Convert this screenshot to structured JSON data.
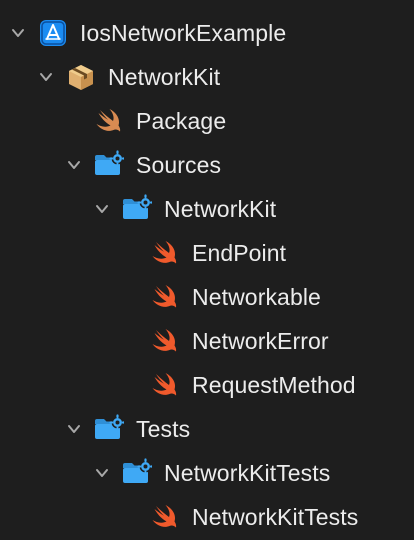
{
  "navigator": {
    "items": [
      {
        "label": "IosNetworkExample",
        "icon": "xcode-project-icon",
        "expanded": true
      },
      {
        "label": "NetworkKit",
        "icon": "package-icon",
        "expanded": true
      },
      {
        "label": "Package",
        "icon": "swift-file-icon",
        "expanded": null
      },
      {
        "label": "Sources",
        "icon": "folder-icon",
        "expanded": true
      },
      {
        "label": "NetworkKit",
        "icon": "folder-icon",
        "expanded": true
      },
      {
        "label": "EndPoint",
        "icon": "swift-file-icon",
        "expanded": null
      },
      {
        "label": "Networkable",
        "icon": "swift-file-icon",
        "expanded": null
      },
      {
        "label": "NetworkError",
        "icon": "swift-file-icon",
        "expanded": null
      },
      {
        "label": "RequestMethod",
        "icon": "swift-file-icon",
        "expanded": null
      },
      {
        "label": "Tests",
        "icon": "folder-icon",
        "expanded": true
      },
      {
        "label": "NetworkKitTests",
        "icon": "folder-icon",
        "expanded": true
      },
      {
        "label": "NetworkKitTests",
        "icon": "swift-file-icon",
        "expanded": null
      }
    ]
  },
  "colors": {
    "background": "#1e1e1e",
    "text": "#ececec",
    "chevron": "#a8a8a8",
    "swift_orange": "#f05a2c",
    "swift_package": "#d98b52",
    "folder_blue": "#3fa9f5",
    "xcode_blue": "#1b8cf2",
    "package_tan": "#e0b070"
  }
}
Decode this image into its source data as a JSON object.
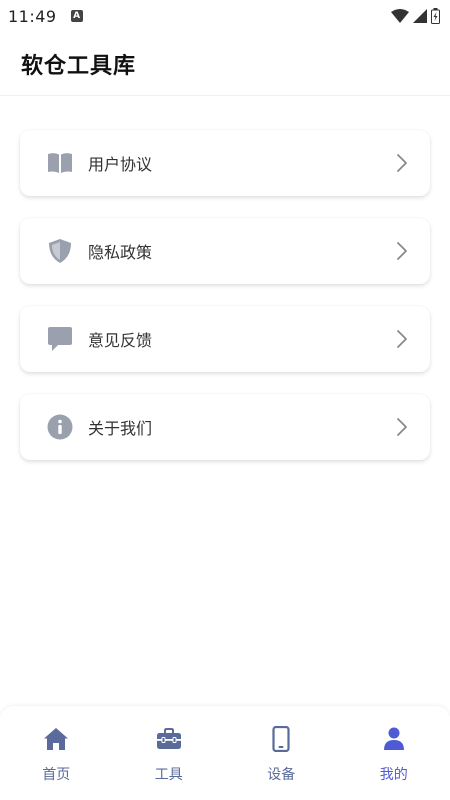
{
  "status_bar": {
    "time": "11:49",
    "app_icon_letter": "A",
    "icons": [
      "wifi-icon",
      "signal-icon",
      "battery-icon"
    ]
  },
  "header": {
    "title": "软仓工具库"
  },
  "menu": [
    {
      "label": "用户协议",
      "icon": "book-icon"
    },
    {
      "label": "隐私政策",
      "icon": "shield-icon"
    },
    {
      "label": "意见反馈",
      "icon": "chat-bubble-icon"
    },
    {
      "label": "关于我们",
      "icon": "info-icon"
    }
  ],
  "bottom_nav": {
    "active_index": 3,
    "items": [
      {
        "label": "首页",
        "icon": "home-icon"
      },
      {
        "label": "工具",
        "icon": "toolbox-icon"
      },
      {
        "label": "设备",
        "icon": "phone-icon"
      },
      {
        "label": "我的",
        "icon": "user-icon"
      }
    ]
  },
  "colors": {
    "icon_gray": "#9aa0ad",
    "chevron": "#8a8a8a",
    "nav_inactive": "#5a6a9a",
    "nav_active": "#4f5bd5"
  }
}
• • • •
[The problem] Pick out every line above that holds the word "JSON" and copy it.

[Solution to this task]
Convert this screenshot to structured JSON data.
Decode this image into its source data as a JSON object.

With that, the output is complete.